Mentions: After 2–4 mo in the field, 55% of the regenerated plants (11 out of 20) flowered (Fig. 1l), formed seed pods (Fig. 1m) and eventually shed seeds. The phenotype of the regenerated plants was similar to wild type except for the flowers, which showed a reduced apical dominance (Fig. 2). The regenerated plants flowered in the branches and at the basal part (Fig. 2c–f), whereas wild-type plants flower in the apical part (Fig. 2a–b). Seeds (R1) from the regenerated plants were collected, dried, and placed at 1°C for germination. After a 2–3 mo period of cold stratification, seeds from four regenerated plants germinated. Twenty regenerated seedlings (R1) of each regenerated plant (R0) were grown in the greenhouse.Figure 2.

Bottom Line: Regenerated plants transferred to soil and acclimatized in a greenhouse.Plants were transferred to the field with a 100% survival rate.Regenerated plants flowered and were fully fertile.

View Article: PubMed Central - PubMed
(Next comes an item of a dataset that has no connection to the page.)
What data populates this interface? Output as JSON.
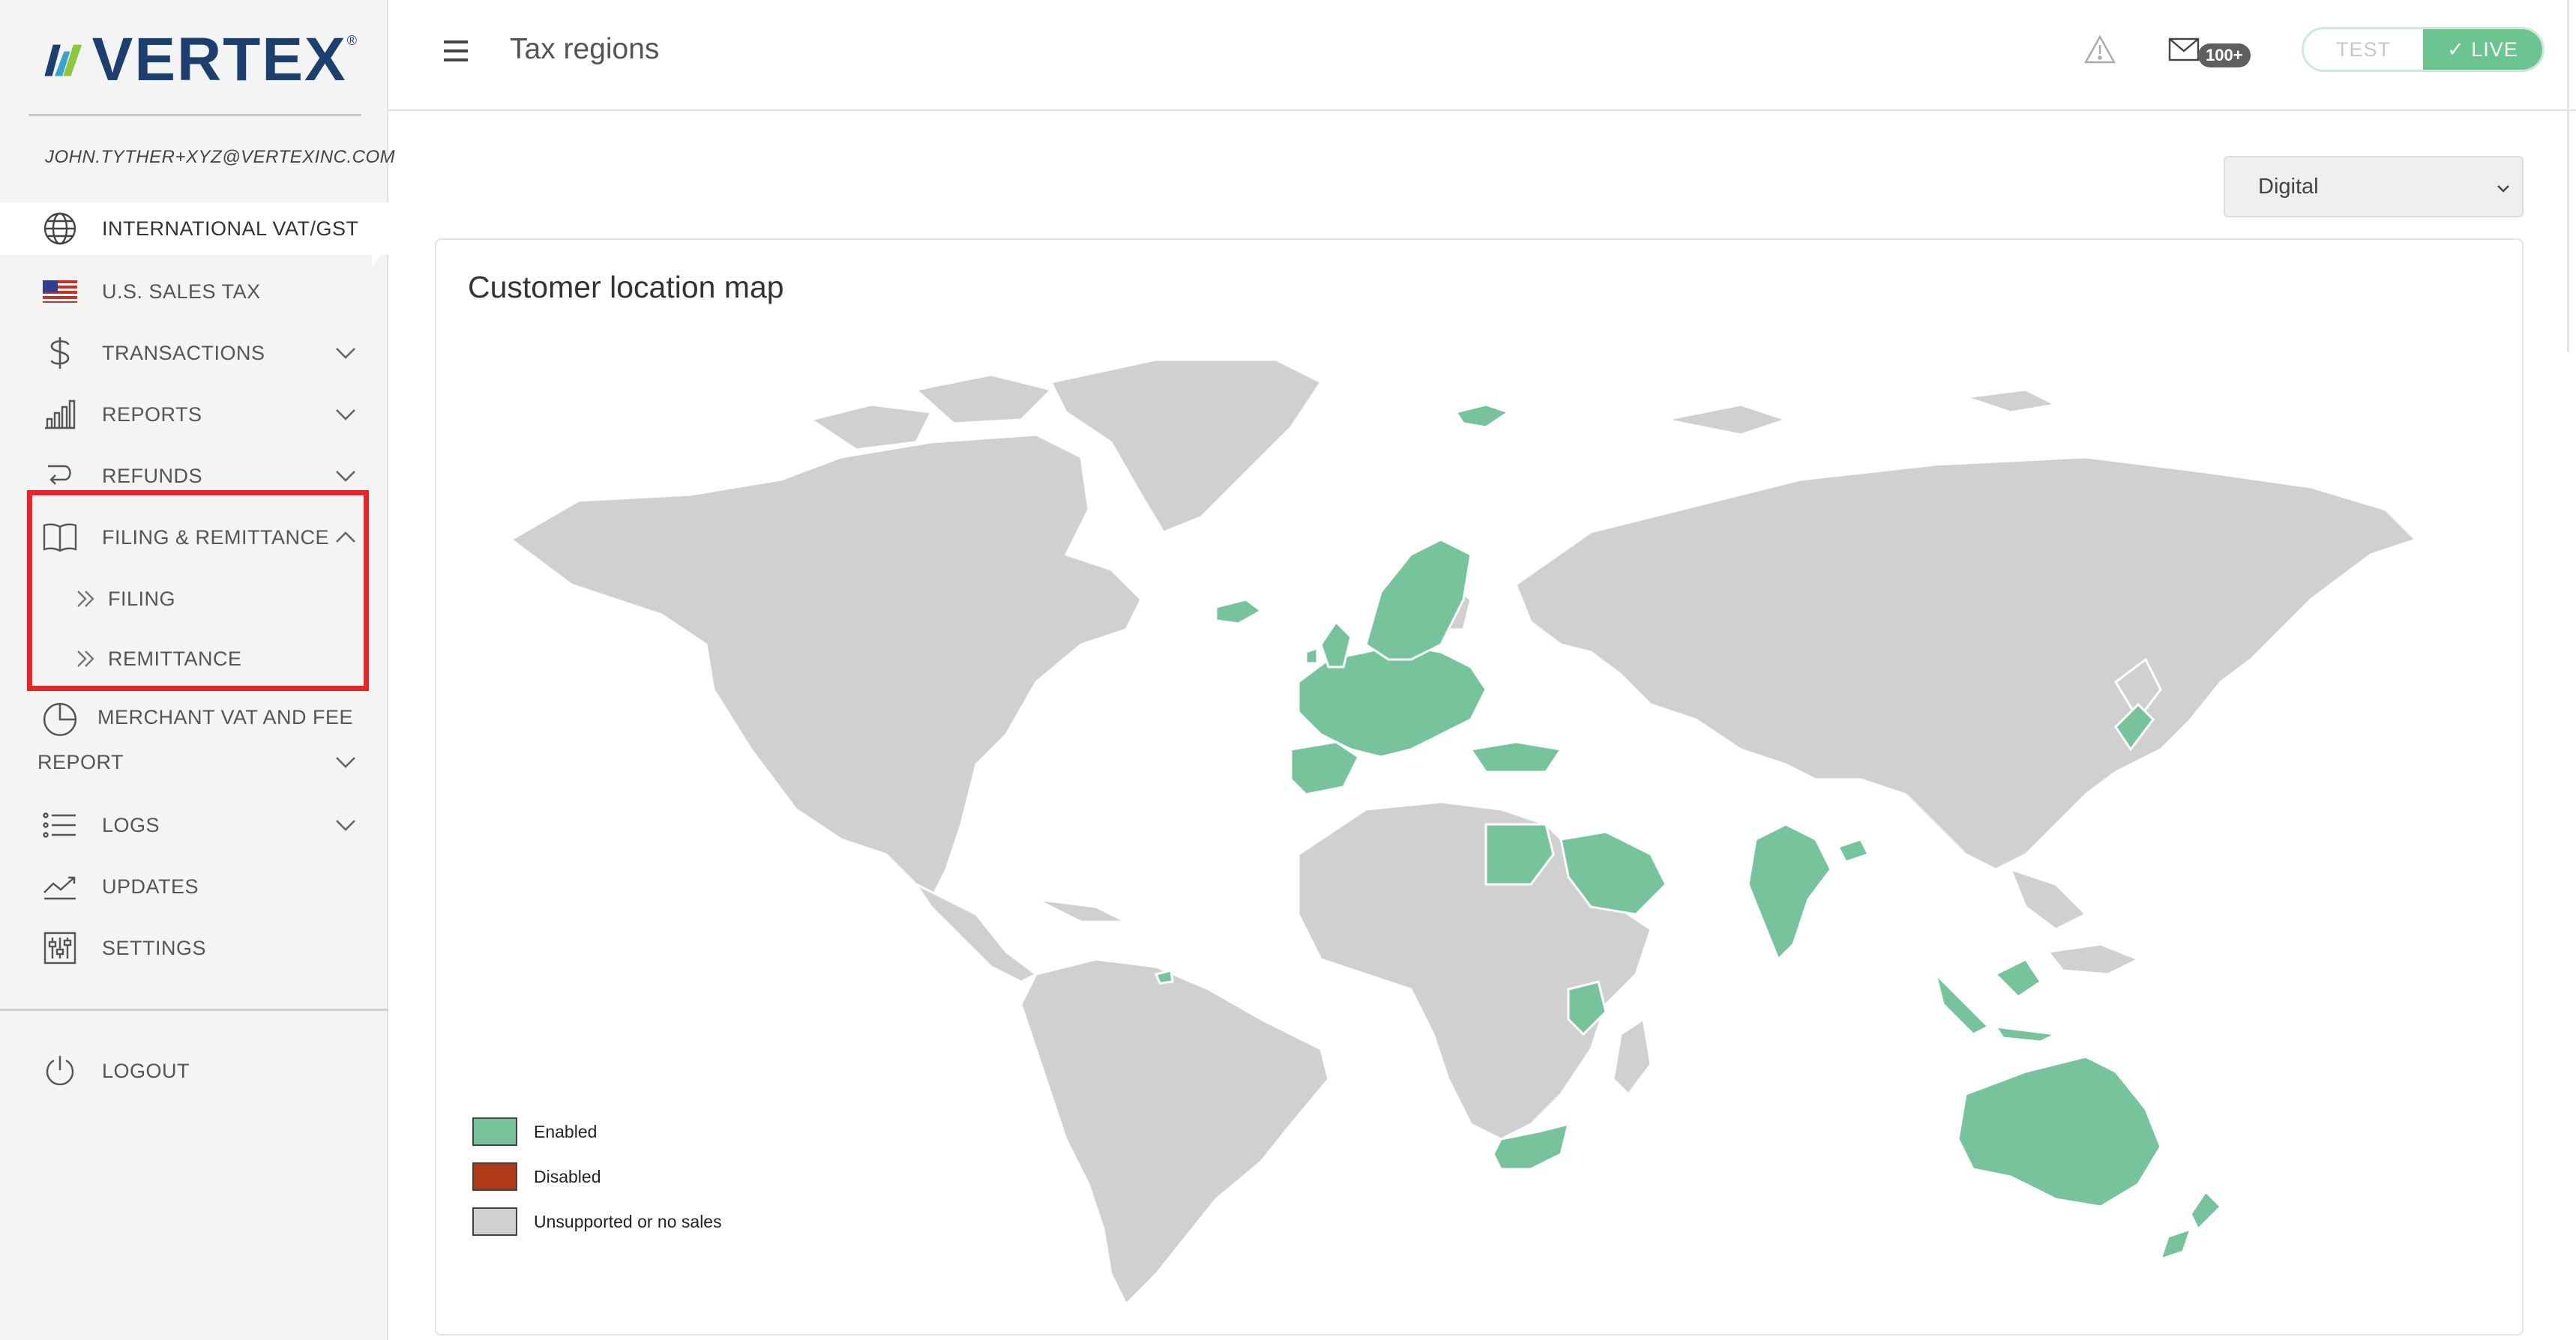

ABSTRACT
Anthriscus sylvestris (L.) Hoffm. (Apiaceae) is a common wild plant that accumulates the lignan deoxypodophyllotoxin. Deoxypodophyllotoxin can be hydroxylated at the C-7 position in recombinant organisms yielding podophyllotoxin, which is used as a semi-synthetic precursor for the anticancer drugs, etoposide phosphate and teniposide. As in vitro regeneration of A. sylvestris has not yet been reported, development of a regeneration protocol for A. sylvestris would be useful as a micropropagation tool and for metabolic engineering of the plant. Calli were induced from hypocotyl explants and transferred to shoot induction medium containing zeatin riboside. Regenerated shoots were obtained within 6 mo and were transferred onto growth regulator-free root induction medium containing 1% sucrose. Regenerated plants transferred to soil and acclimatized in a greenhouse. Plants were transferred to the field with a 100% survival rate. Regenerated plants flowered and were fully fertile. This is the first report of complete regeneration of A. sylvestris via shoot organogenesis from callus.

No MeSH data available.


Related in: MedlinePlus